COVID-19 therapy inhaled interferon beta has entered into large-scale international trials, following early phase results indicating it could prevent patients’ decline, cutting ICU usage and improving recovery times.
The first patient has received a treatment developed by University of Southampton spin-out Synairgen that could prevent patients hospitalised with COVID-19 from getting worse, in a new large-scale trial.
The treatment – a fine mist of the protein interferon beta breathed deep into the lungs – is thought to help prevent COVID-19 getting worse by boosting the lungs’ antiviral defences and preventing lung damage. In early stage trials, it reduced hospitalised COVID-19 patients’ odds of developing severe symptoms by up to 80%, avoiding intensive care and saw a doubling of those that were discharged in the two weeks following treatment.
This larger phase 3 trial, led by Professor Tom Wilkinson, respiratory research theme lead of the NIHR Southampton Biomedical Research Centre in collaboration with Synairgen, will build on these early findings to involve more than 600 patients in 20 countries.
Protecting hospital patients
Alexandra Constantin, 34, was the first person to receive the treatment as part of this new trial, after she was admitted to the hospital with coronavirus on Monday.
She received the treatment at Hull Royal Infirmary on Tuesday afternoon, where she was asked to breathe the drug deeply into her lungs using a nebuliser – a machine that converts it into a fine mist.
A course of treatment with the new drug could cost around £2,000, which is not that expensive for a hospital treatment. If successful, the researchers expect it could be approved for use in the summer.
“We need treatments as well as vaccines to fight highly pathogenic viruses such as SARS-CoV-2,” commented Richard Marsden, CEO of Synairgen. “
“Development of treatments like ours will remain necessary in cases where vaccines are not effective, for those who do not get vaccinated, and in case the virus mutates to the point where vaccines become less effective.
“We believe this trial presents an opportunity for a significant UK scientific breakthrough and, if given the right support, our drug could rapidly assist with the global crisis.”
Promising early results
Early findings suggest the treatment could cut the odds of a COVID-19 patient developing severe disease - such as requiring ventilation - by almost 80%.
The research was led by Professor Tom Wilkinson in collaboration with Synairgen, a respiratory drug discovery and development company founded by the University of Southampton professors Stephen Holgate, Donna Davies and Ratko Djukanovic.
The results of their previous phase 2 trial, involving 100 COVID-19 patients from nine UK hospitals, found those who received the drug had reduced breathlessness and were more than twice as likely to recover to the point where their everyday activities were not hindered by the illness.
They have also shown that the drug can stimulate an immune response, and that patients with asthma and other chronic lung conditions can comfortably tolerate the treatment.
Interferon beta is a protein that occurs naturally in the body with antiviral properties. It is commonly given as an injection in the treatment of multiple sclerosis.

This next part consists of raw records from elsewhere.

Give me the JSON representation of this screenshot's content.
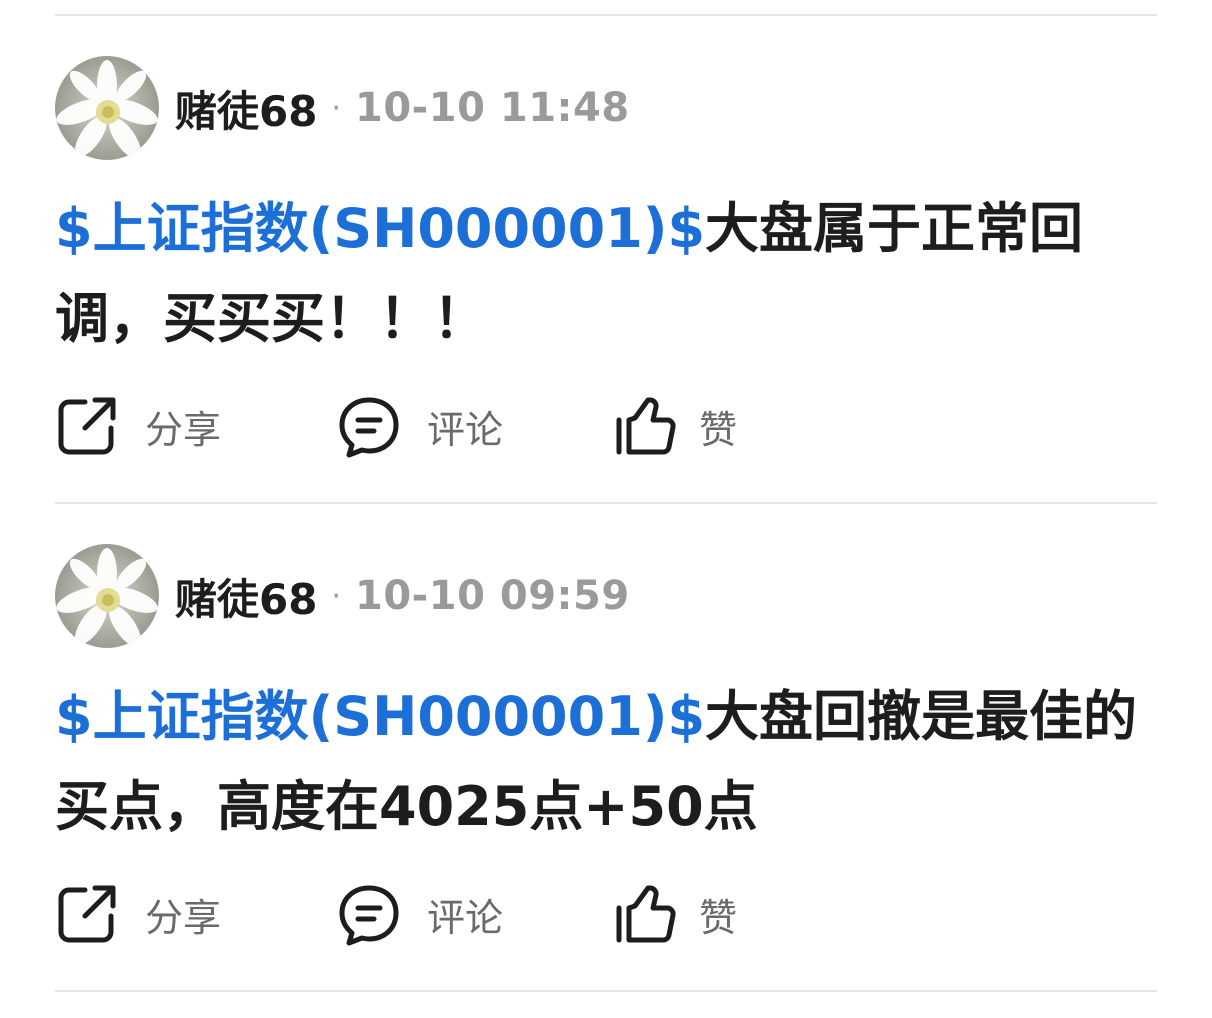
{
  "posts": [
    {
      "username": "赌徒68",
      "separator": "·",
      "timestamp": "10-10 11:48",
      "stock_tag": "$上证指数(SH000001)$",
      "text": "大盘属于正常回调，买买买！！！"
    },
    {
      "username": "赌徒68",
      "separator": "·",
      "timestamp": "10-10 09:59",
      "stock_tag": "$上证指数(SH000001)$",
      "text": "大盘回撤是最佳的买点，高度在4025点+50点"
    }
  ],
  "actions": {
    "share_label": "分享",
    "comment_label": "评论",
    "like_label": "赞",
    "share_icon": "share-icon",
    "comment_icon": "comment-icon",
    "like_icon": "thumbs-up-icon"
  },
  "colors": {
    "stock_link": "#1b6fd6",
    "text": "#1d1d1f",
    "muted": "#9a9a9a",
    "action_label": "#6a6a6a",
    "divider": "#e6e6e6"
  }
}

There is evidence that older people and people with some chronic health conditions have poorer interferon beta responses, and also that the virus that causes COVID-19 suppresses interferon beta production by cells in the body.
It is thought that breathing it in as a fine mist boosts the lung’s immune response – enhancing protection, accelerating patients’ recovery and countering the impact of the virus.

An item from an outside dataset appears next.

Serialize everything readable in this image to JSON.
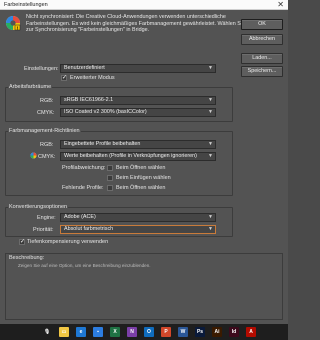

Synairgen is also running an ongoing Phase II trial of inhaled interferon beta in non-hospitalised ‘at risk’ patients. For more information and to take part, visit www.covidtrialathome.com.
Posted on Monday 18 January 2021